The Central Bank recently raised GHS 2.7bn from the domestic debt market through the issuance of its own bills [Central Bank Bills] with a maturity period of 56 days.
The auction, which took place on November 1, 2023, saw the central bank selling short-term securities on the primary market to regulate money supply and manage liquidity in the banking system.
The interest rate at which the Central Bank bills were auctioned stood at 30.96% which is some 96 basis points above the prevailing policy rate of 30%.
The new interest rate on the funds borrowed by the Central Bank is an increase of 0.09% from the previous interest rate of 30.87%.
While the value of bids made by commercial banks was not disclosed, the auction outcome highlights the central bank’s ability to attract funding from the domestic financial market in support of its monetary policy objectives.
The BoG bills are typically used in Open Market Operations (OMO), which are monetary policy tools used by central banks to manage money supply.
Through OMO, the central bank can influence the cost and availability of credit in the economy by adjusting the supply of money in circulation.

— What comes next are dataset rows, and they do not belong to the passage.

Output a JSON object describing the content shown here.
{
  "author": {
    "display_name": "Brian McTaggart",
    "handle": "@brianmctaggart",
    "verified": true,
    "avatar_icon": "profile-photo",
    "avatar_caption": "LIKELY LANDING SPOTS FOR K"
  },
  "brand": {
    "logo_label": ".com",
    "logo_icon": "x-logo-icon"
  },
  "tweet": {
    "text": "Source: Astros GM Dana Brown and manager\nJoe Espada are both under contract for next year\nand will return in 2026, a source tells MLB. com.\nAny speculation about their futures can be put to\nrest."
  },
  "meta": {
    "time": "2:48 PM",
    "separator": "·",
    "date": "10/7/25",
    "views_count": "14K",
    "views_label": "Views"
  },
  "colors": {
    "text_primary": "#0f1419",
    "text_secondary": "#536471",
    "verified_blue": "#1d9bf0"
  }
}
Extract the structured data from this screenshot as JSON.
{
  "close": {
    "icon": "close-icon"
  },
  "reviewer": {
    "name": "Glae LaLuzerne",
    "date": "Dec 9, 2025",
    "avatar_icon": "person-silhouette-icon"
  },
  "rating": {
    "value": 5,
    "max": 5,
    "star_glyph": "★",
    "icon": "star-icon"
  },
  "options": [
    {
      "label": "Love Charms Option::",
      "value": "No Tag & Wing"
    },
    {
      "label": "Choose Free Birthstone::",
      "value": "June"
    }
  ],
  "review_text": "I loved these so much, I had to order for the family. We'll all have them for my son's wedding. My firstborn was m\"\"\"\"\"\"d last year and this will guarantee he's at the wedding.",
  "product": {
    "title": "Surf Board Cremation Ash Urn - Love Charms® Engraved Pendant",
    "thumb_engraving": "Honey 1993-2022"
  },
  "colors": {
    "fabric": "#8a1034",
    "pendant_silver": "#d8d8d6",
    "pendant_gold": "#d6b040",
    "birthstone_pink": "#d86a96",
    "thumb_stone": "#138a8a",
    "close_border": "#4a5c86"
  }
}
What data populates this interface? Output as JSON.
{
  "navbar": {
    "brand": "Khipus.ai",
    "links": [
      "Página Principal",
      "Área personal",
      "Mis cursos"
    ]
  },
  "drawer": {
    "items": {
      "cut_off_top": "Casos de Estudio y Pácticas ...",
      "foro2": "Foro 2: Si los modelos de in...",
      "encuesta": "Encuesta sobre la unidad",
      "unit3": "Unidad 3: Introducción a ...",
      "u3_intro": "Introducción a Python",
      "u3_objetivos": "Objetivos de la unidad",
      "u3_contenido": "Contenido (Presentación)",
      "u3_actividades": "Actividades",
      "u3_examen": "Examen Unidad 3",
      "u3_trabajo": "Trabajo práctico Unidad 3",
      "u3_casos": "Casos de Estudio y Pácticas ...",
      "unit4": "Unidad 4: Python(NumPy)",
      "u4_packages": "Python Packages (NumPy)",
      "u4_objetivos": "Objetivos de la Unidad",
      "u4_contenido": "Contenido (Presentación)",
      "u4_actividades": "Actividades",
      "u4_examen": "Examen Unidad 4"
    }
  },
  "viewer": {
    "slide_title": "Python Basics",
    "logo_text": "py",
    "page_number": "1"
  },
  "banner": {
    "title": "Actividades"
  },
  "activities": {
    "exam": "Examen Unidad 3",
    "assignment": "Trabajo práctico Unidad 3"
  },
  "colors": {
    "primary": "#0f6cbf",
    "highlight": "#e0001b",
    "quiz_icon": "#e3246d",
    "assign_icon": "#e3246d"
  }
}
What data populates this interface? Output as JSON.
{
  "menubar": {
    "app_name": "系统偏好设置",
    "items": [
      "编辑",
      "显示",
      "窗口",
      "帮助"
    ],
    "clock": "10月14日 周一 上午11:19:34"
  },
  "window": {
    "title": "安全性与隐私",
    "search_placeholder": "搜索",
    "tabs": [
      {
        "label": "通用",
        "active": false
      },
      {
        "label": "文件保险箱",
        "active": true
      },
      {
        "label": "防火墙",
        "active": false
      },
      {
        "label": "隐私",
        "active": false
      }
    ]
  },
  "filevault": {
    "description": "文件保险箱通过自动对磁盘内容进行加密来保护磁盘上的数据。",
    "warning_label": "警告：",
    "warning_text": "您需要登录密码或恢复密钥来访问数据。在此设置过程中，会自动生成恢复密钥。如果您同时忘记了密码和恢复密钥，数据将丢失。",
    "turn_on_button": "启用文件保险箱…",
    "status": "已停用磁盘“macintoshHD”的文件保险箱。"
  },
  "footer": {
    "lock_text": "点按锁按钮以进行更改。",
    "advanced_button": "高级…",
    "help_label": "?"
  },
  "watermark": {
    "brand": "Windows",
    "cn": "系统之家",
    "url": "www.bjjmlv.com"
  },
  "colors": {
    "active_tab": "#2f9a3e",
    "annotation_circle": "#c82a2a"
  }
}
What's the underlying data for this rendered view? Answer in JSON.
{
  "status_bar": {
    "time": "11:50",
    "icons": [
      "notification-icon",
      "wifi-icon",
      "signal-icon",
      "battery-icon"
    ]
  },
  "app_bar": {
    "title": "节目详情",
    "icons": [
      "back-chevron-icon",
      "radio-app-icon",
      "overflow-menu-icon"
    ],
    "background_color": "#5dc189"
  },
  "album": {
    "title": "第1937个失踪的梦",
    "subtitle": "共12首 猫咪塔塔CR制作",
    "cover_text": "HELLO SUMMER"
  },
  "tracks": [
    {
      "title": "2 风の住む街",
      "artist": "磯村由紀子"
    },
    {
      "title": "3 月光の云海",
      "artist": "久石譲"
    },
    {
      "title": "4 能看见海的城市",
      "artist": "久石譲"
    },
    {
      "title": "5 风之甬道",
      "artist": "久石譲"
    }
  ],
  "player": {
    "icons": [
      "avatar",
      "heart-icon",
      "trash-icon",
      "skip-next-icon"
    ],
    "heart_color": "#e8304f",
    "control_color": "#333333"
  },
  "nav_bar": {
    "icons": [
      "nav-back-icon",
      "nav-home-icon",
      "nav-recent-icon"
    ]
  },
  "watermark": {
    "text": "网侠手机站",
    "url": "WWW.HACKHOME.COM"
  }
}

It is worth noting that the funds raised from the auction of the Central Bank bills are often loaned directly to the government to support its short-term needs.